Pa. Man Ordered To Trial In Road- Rage Killing
DOYLESTOWN, Pa. (AP) - A man has been ordered to stand trial in a road-rage killing in suburban Philadelphia despite a convicted murderer's refusal to testify against him because, according to prosecutors, he said he and his family had been threatened.
District Judge Joanne Kline ordered Kendell Cottrell, 22, to trial in the death of 18-year-old Ahman Fralin of Bristol Township, who was shot after a minor fender-bender on April 28, 2006. Cottrell has already been sentenced to three to eight years in state prison on drug counts.
Melvin Richardson, who is serving a life term in a January 2007 murder stemming from a botched home invasion robbery, grinned twice at Cottrell but said nothing as Assistant District Attorney Robert James asked about the defendant. James said later that Richardson told authorities that his life and the lives of relatives had been threatened if he testified.
James said the preliminary hearing had been moved from district court to Doylestown due to safety concerns.

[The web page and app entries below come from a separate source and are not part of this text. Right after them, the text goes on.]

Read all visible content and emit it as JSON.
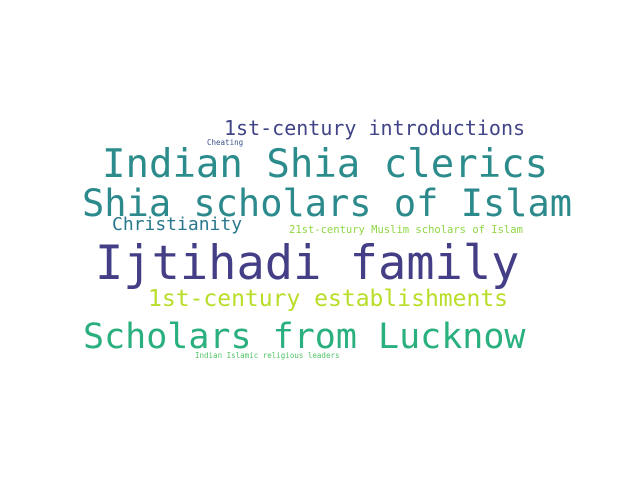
{
  "words": {
    "ijtihadi": {
      "text": "Ijtihadi family",
      "color": "#433e85"
    },
    "clerics": {
      "text": "Indian Shia clerics",
      "color": "#2c8c8c"
    },
    "scholars_islam": {
      "text": "Shia scholars of Islam",
      "color": "#2d8a8c"
    },
    "lucknow": {
      "text": "Scholars from Lucknow",
      "color": "#2ab07e"
    },
    "establishments": {
      "text": "1st-century establishments",
      "color": "#b8de29"
    },
    "introductions": {
      "text": "1st-century introductions",
      "color": "#414487"
    },
    "christianity": {
      "text": "Christianity",
      "color": "#2a788e"
    },
    "twentyfirst": {
      "text": "21st-century Muslim scholars of Islam",
      "color": "#8fd744"
    },
    "cheating": {
      "text": "Cheating",
      "color": "#3b528b"
    },
    "indian_islamic": {
      "text": "Indian Islamic religious leaders",
      "color": "#52c569"
    }
  }
}
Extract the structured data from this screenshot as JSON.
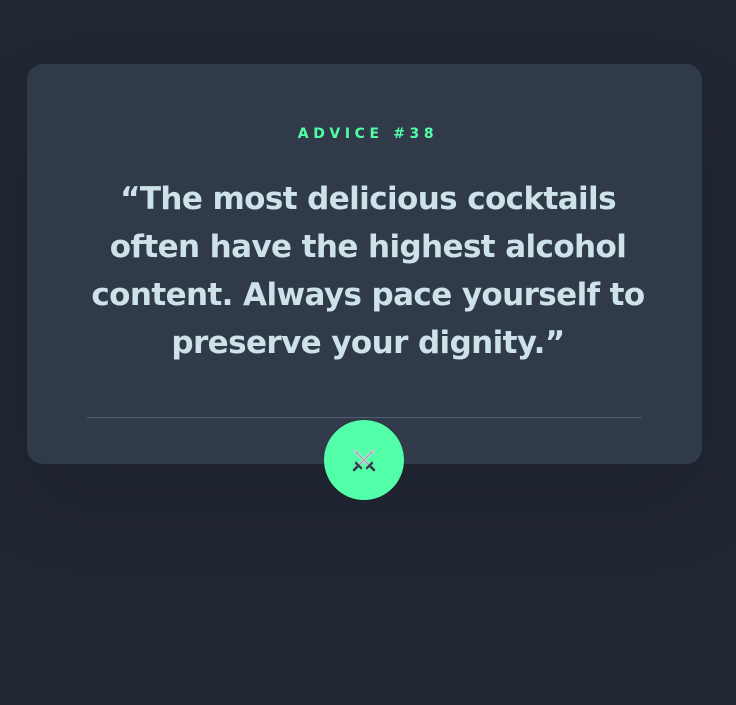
{
  "card": {
    "advice_id": "ADVICE #38",
    "advice_text": "“The most delicious cocktails often have the highest alcohol content. Always pace yourself to preserve your dignity.”"
  },
  "button": {
    "icon": "crossed-swords-icon",
    "accent_color": "#52ffa8"
  },
  "colors": {
    "background": "#202632",
    "card": "#313a49",
    "accent": "#52ffa8",
    "text": "#cee3e9",
    "divider": "#4f5d74"
  }
}
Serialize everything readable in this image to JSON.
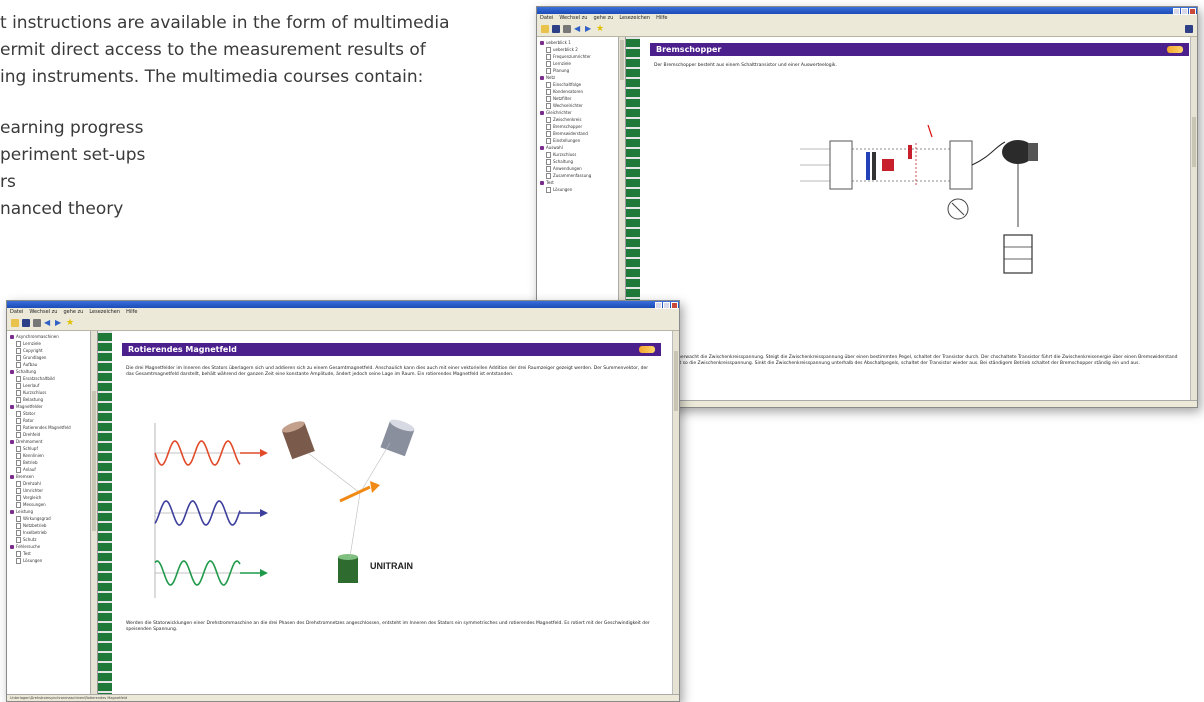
{
  "intro": {
    "lines": [
      "t instructions are available in the form of multimedia",
      "ermit direct access to the measurement results of",
      "ing instruments. The multimedia courses contain:"
    ],
    "bullets": [
      "earning progress",
      "periment set-ups",
      "rs",
      "nanced theory"
    ]
  },
  "window_back": {
    "menu": [
      "Datei",
      "Wechsel zu",
      "gehe zu",
      "Lesezeichen",
      "Hilfe"
    ],
    "heading": "Bremschopper",
    "text_top": "Der Bremschopper besteht aus einem Schalttransistor und einer Auswerteelogik.",
    "text_bottom": "ermschopper überwacht die Zwischenkreisspannung. Steigt die Zwischenkreisspannung über einen bestimmten Pegel, schaltet der Transistor durch. Der chschaltete Transistor führt die Zwischenkreisenergie über einen Bremswiderstand ab und reduziert so die Zwischenkreisspannung. Sinkt die Zwischenkreisspannung unterhalb des Abschaltpegels, schaltet der Transistor wieder aus. Bei ständigem Betrieb schaltet der Bremschopper ständig ein und aus.",
    "tree_items": [
      "ueberblick 1",
      "ueberblick 2",
      "Frequenzumrichter",
      "Lernziele",
      "Planung",
      "Netz",
      "Einschaltfolge",
      "Kondensatoren",
      "Netzfilter",
      "Wechselrichter",
      "Gleichrichter",
      "Zwischenkreis",
      "Bremschopper",
      "Bremswiderstand",
      "Einstellungen",
      "Auswahl",
      "Kurzschluss",
      "Schaltung",
      "Anwendungen",
      "Zusammenfassung",
      "Test",
      "Lösungen"
    ]
  },
  "window_front": {
    "menu": [
      "Datei",
      "Wechsel zu",
      "gehe zu",
      "Lesezeichen",
      "Hilfe"
    ],
    "heading": "Rotierendes Magnetfeld",
    "text_top": "Die drei Magnetfelder im Inneren des Stators überlagern sich und addieren sich zu einem Gesamtmagnetfeld. Anschaulich kann dies auch mit einer vektoriellen Addition der drei Raumzeiger gezeigt werden. Der Summenvektor, der das Gesamtmagnetfeld darstellt, behält während der ganzen Zeit eine konstante Amplitude, ändert jedoch seine Lage im Raum. Ein rotierendes Magnetfeld ist entstanden.",
    "text_bottom": "Werden die Statorwicklungen einer Drehstrommaschine an die drei Phasen des Drehstromnetzes angeschlossen, entsteht im Inneren des Stators ein symmetrisches und rotierendes Magnetfeld. Es rotiert mit der Geschwindigkeit der speisenden Spannung.",
    "status": "Unterlagen\\Drehstromsynchronmaschinen\\Rotierendes Magnetfeld",
    "logo_text": "UNITRAIN",
    "tree_items": [
      "Asynchronmaschinen",
      "Lernziele",
      "Copyright",
      "Grundlagen",
      "Aufbau",
      "Schaltung",
      "Ersatzschaltbild",
      "Leerlauf",
      "Kurzschluss",
      "Belastung",
      "Magnetfelder",
      "Stator",
      "Rotor",
      "Rotierendes Magnetfeld",
      "Drehfeld",
      "Drehmoment",
      "Schlupf",
      "Kennlinien",
      "Betrieb",
      "Anlauf",
      "Bremsen",
      "Drehzahl",
      "Umrichter",
      "Vergleich",
      "Messungen",
      "Leistung",
      "Wirkungsgrad",
      "Netzbetrieb",
      "Inselbetrieb",
      "Schutz",
      "Fehlersuche",
      "Test",
      "Lösungen"
    ]
  },
  "colors": {
    "heading_bg": "#4b1f8c",
    "spiral": "#1f7a3a",
    "sine_red": "#e14b2a",
    "sine_blue": "#3c3f9c",
    "sine_green": "#1f9a4a"
  }
}
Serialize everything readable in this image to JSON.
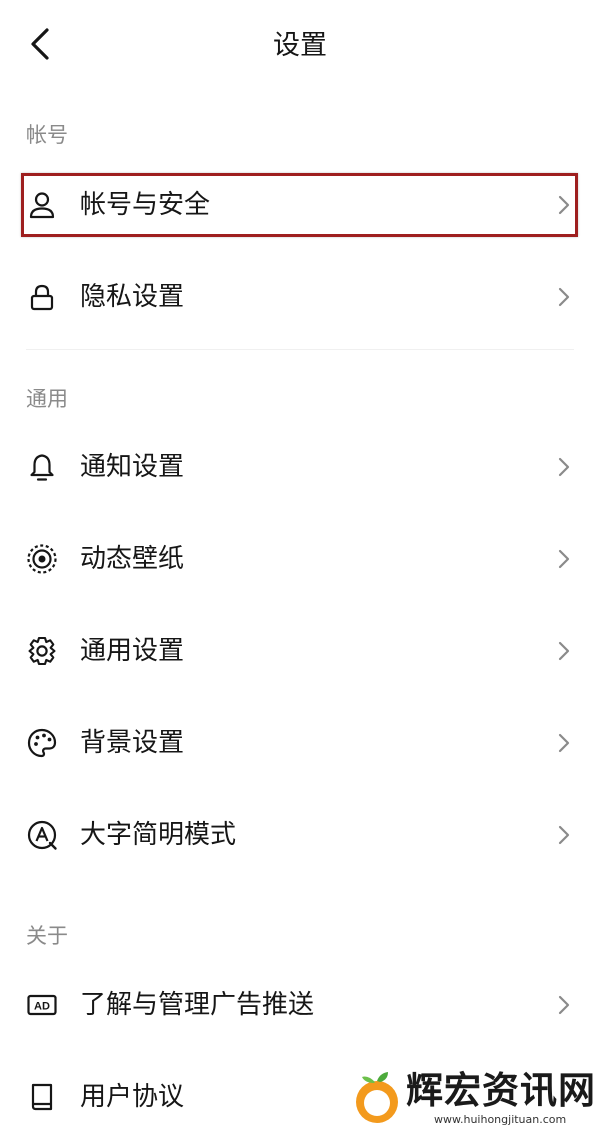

A county grand jury in February said Richardson was driving the car of Cottrell's girlfriend in Bristol Township when a car carrying Fralin and three friends hit them from behind. The grand jury alleged that they pursued the vehicle and Cottrell fired into the back window, hitting Fralin in the neck. He died later that year.
Richardson's co-defendant in the home invasion case, 22-yearold Nyako Pippen, did testify at Friday's hearing. He is also serving a life term and is awaiting sentencing in a 2006 murder. Pippen said that after Fralin's death, he heard Cottrell complaining about the attitude of Richardson, who was worried that they would get caught.
On cross-examination by Cottrell's attorney, however, he acknowledged that he did not remember when the conversation took place and had not come forward with the information.
After sending the case for trial, Kline told Cottrell, his friends and family members to have no contact with the witnesses.
"Whatever happens there will never be any closure,'' Ahman Fralin's father, Tony, said after the hearing.
In 2006, the shooting of Fralin was cited in the decision to exclude a suburban high school senior from his graduation due to death threats.
Police said the threats against Tyrone Lewis stemmed from his sister's testimony in a court case, but they also cited the shooting because Lewis had been driving the car and police thought at the time that he might have been the target. Lewis, a star athlete and class president, addressed fellow Harry S Truman High School graduates through a video hookup.